» **SUPPLIED DATA**:
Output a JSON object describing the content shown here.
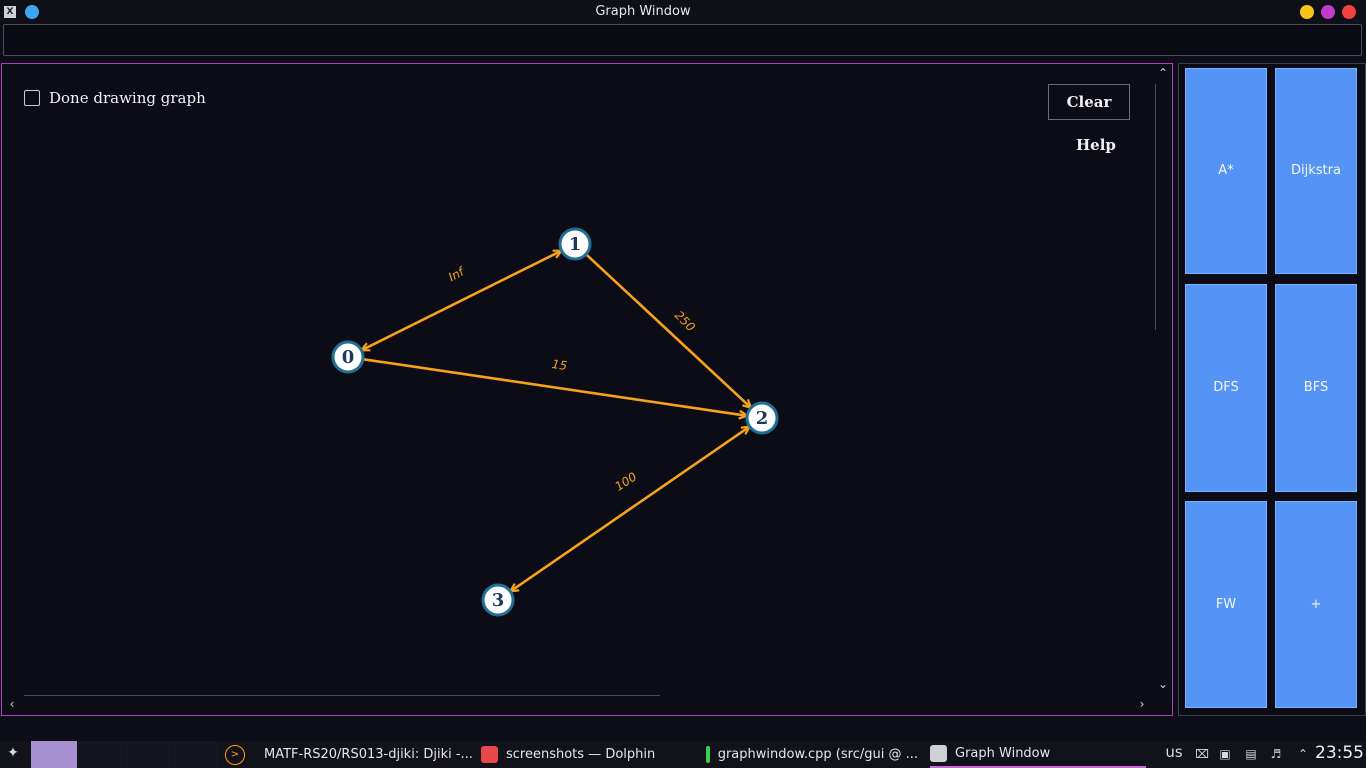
{
  "window": {
    "title": "Graph Window",
    "controls": {
      "minimize_color": "#f5c518",
      "maximize_color": "#c23ac8",
      "close_color": "#f04040"
    }
  },
  "canvas": {
    "checkbox_label": "Done drawing graph",
    "checkbox_checked": false,
    "clear_label": "Clear",
    "help_label": "Help"
  },
  "graph": {
    "edge_color": "#f7a21b",
    "node_stroke": "#1f6f95",
    "nodes": [
      {
        "id": "0",
        "label": "0"
      },
      {
        "id": "1",
        "label": "1"
      },
      {
        "id": "2",
        "label": "2"
      },
      {
        "id": "3",
        "label": "3"
      }
    ],
    "edges": [
      {
        "from": "0",
        "to": "1",
        "weight": "Inf",
        "bidirectional": true
      },
      {
        "from": "1",
        "to": "2",
        "weight": "250",
        "bidirectional": false
      },
      {
        "from": "0",
        "to": "2",
        "weight": "15",
        "bidirectional": false
      },
      {
        "from": "3",
        "to": "2",
        "weight": "100",
        "bidirectional": true
      }
    ]
  },
  "algorithms": {
    "color": "#5494f5",
    "buttons": [
      {
        "label": "A*"
      },
      {
        "label": "Dijkstra"
      },
      {
        "label": "DFS"
      },
      {
        "label": "BFS"
      },
      {
        "label": "FW"
      },
      {
        "label": "+"
      }
    ]
  },
  "taskbar": {
    "tasks": [
      {
        "label": "MATF-RS20/RS013-djiki: Djiki -...",
        "icon": "chrome-icon"
      },
      {
        "label": "screenshots — Dolphin",
        "icon": "folder-icon"
      },
      {
        "label": "graphwindow.cpp (src/gui @ ...",
        "icon": "qtcreator-icon"
      },
      {
        "label": "Graph Window",
        "icon": "x-app-icon"
      }
    ],
    "keyboard_layout": "us",
    "clock": "23:55"
  }
}
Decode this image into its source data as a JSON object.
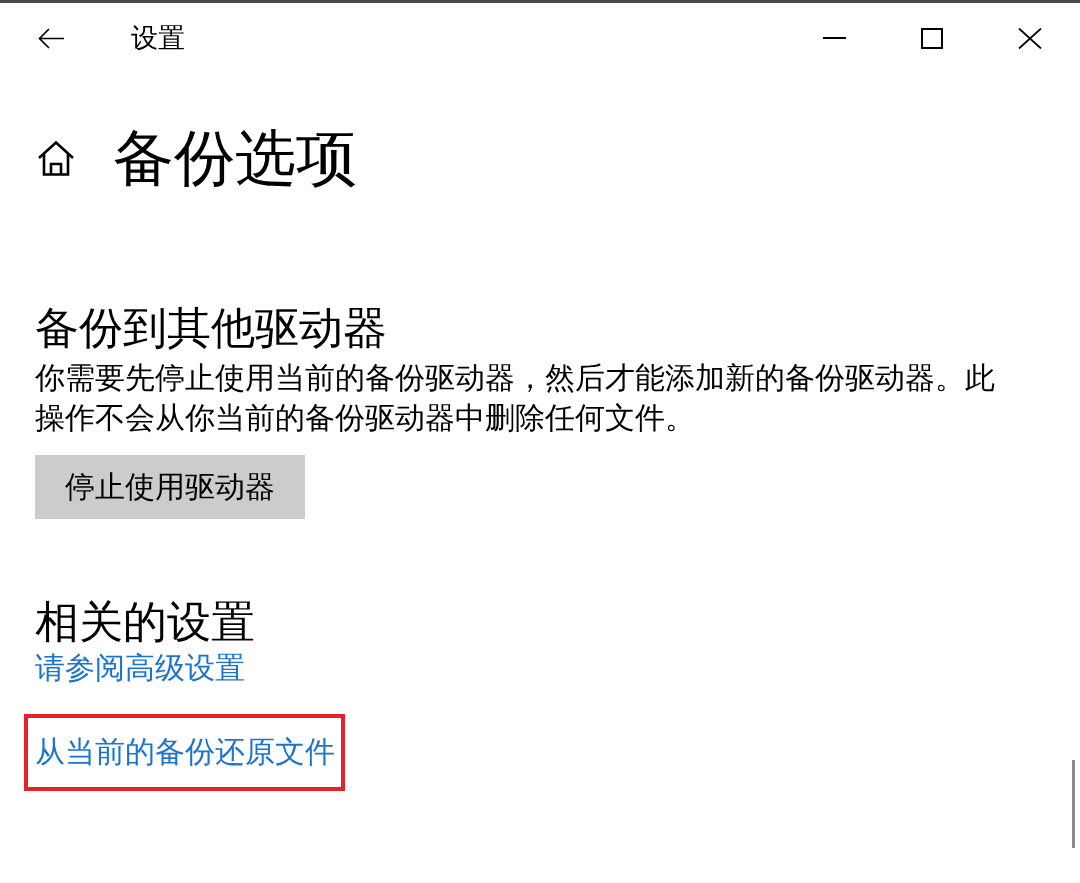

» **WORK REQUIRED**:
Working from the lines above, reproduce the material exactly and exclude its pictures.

» **OUTPUT FOR THIS EXERCISE**:
Output a JSON object describing the content shown here.
{
  "window": {
    "title": "Graph Window",
    "controls": {
      "minimize_color": "#f5c518",
      "maximize_color": "#c23ac8",
      "close_color": "#f04040"
    }
  },
  "canvas": {
    "checkbox_label": "Done drawing graph",
    "checkbox_checked": false,
    "clear_label": "Clear",
    "help_label": "Help"
  },
  "graph": {
    "edge_color": "#f7a21b",
    "node_stroke": "#1f6f95",
    "nodes": [
      {
        "id": "0",
        "label": "0"
      },
      {
        "id": "1",
        "label": "1"
      },
      {
        "id": "2",
        "label": "2"
      },
      {
        "id": "3",
        "label": "3"
      }
    ],
    "edges": [
      {
        "from": "0",
        "to": "1",
        "weight": "Inf",
        "bidirectional": true
      },
      {
        "from": "1",
        "to": "2",
        "weight": "250",
        "bidirectional": false
      },
      {
        "from": "0",
        "to": "2",
        "weight": "15",
        "bidirectional": false
      },
      {
        "from": "3",
        "to": "2",
        "weight": "100",
        "bidirectional": true
      }
    ]
  },
  "algorithms": {
    "color": "#5494f5",
    "buttons": [
      {
        "label": "A*"
      },
      {
        "label": "Dijkstra"
      },
      {
        "label": "DFS"
      },
      {
        "label": "BFS"
      },
      {
        "label": "FW"
      },
      {
        "label": "+"
      }
    ]
  },
  "taskbar": {
    "tasks": [
      {
        "label": "MATF-RS20/RS013-djiki: Djiki -...",
        "icon": "chrome-icon"
      },
      {
        "label": "screenshots — Dolphin",
        "icon": "folder-icon"
      },
      {
        "label": "graphwindow.cpp (src/gui @ ...",
        "icon": "qtcreator-icon"
      },
      {
        "label": "Graph Window",
        "icon": "x-app-icon"
      }
    ],
    "keyboard_layout": "us",
    "clock": "23:55"
  }
}
Decode this image into its source data as a JSON object.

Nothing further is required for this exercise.